WHAT TO DO -> Please copy every line below that contains the string "title".

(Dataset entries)
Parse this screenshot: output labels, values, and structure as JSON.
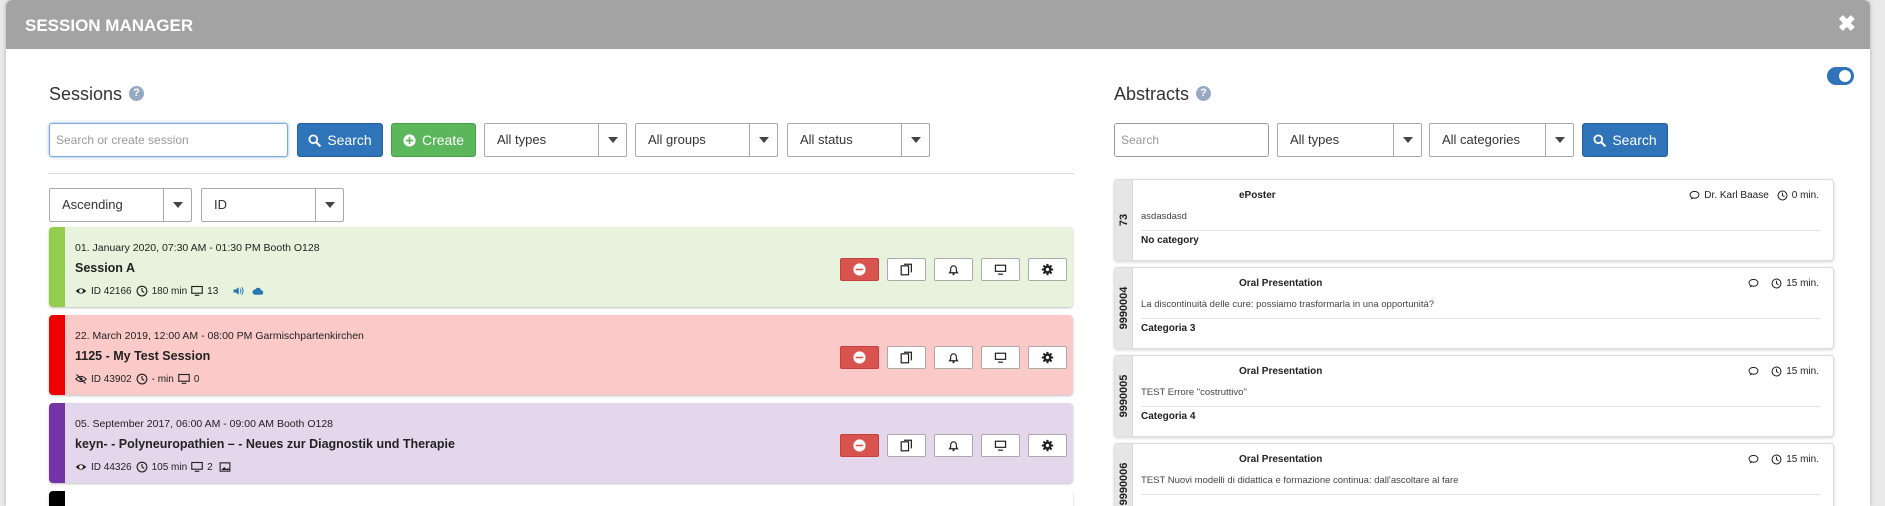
{
  "modal": {
    "title": "SESSION MANAGER",
    "close": "✖"
  },
  "sessions": {
    "heading": "Sessions",
    "help": "?",
    "search_placeholder": "Search or create session",
    "search_label": "Search",
    "create_label": "Create",
    "type_filter": "All types",
    "group_filter": "All groups",
    "status_filter": "All status",
    "sort_order": "Ascending",
    "sort_field": "ID",
    "items": [
      {
        "date": "01. January 2020, 07:30 AM - 01:30 PM Booth O128",
        "name": "Session A",
        "id": "ID 42166",
        "duration": "180 min",
        "screens": "13",
        "bar_color": "#94cc4e",
        "bg_color": "#e7f3dc"
      },
      {
        "date": "22. March 2019, 12:00 AM - 08:00 PM Garmischpartenkirchen",
        "name": "1125 - My Test Session",
        "id": "ID 43902",
        "duration": "- min",
        "screens": "0",
        "bar_color": "#ee0000",
        "bg_color": "#fcc9c9"
      },
      {
        "date": "05. September 2017, 06:00 AM - 09:00 AM Booth O128",
        "name": "keyn- - Polyneuropathien – - Neues zur Diagnostik und Therapie",
        "id": "ID 44326",
        "duration": "105 min",
        "screens": "2",
        "bar_color": "#7434a6",
        "bg_color": "#e4d7ec"
      }
    ]
  },
  "abstracts": {
    "heading": "Abstracts",
    "help": "?",
    "search_placeholder": "Search",
    "type_filter": "All types",
    "category_filter": "All categories",
    "search_label": "Search",
    "items": [
      {
        "id": "73",
        "type": "ePoster",
        "author": "Dr. Karl Baase",
        "duration": "0 min.",
        "title": "asdasdasd",
        "category": "No category"
      },
      {
        "id": "9990004",
        "type": "Oral Presentation",
        "author": "",
        "duration": "15 min.",
        "title": "La discontinuità delle cure: possiamo trasformarla in una opportunità?",
        "category": "Categoria 3"
      },
      {
        "id": "9990005",
        "type": "Oral Presentation",
        "author": "",
        "duration": "15 min.",
        "title": "TEST Errore \"costruttivo\"",
        "category": "Categoria 4"
      },
      {
        "id": "9990006",
        "type": "Oral Presentation",
        "author": "",
        "duration": "15 min.",
        "title": "TEST Nuovi modelli di didattica e formazione continua: dall'ascoltare al fare",
        "category": ""
      }
    ]
  },
  "colors": {
    "primary": "#2f73b8",
    "success": "#5cb65c",
    "danger": "#d9534f",
    "header": "#a3a3a3"
  }
}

EXERCISE ANSWER ->
    "title": "SESSION MANAGER",
        "title": "asdasdasd",
        "title": "La discontinuità delle cure: possiamo trasformarla in una opportunità?",
        "title": "TEST Errore \"costruttivo\"",
        "title": "TEST Nuovi modelli di didattica e formazione continua: dall'ascoltare al fare",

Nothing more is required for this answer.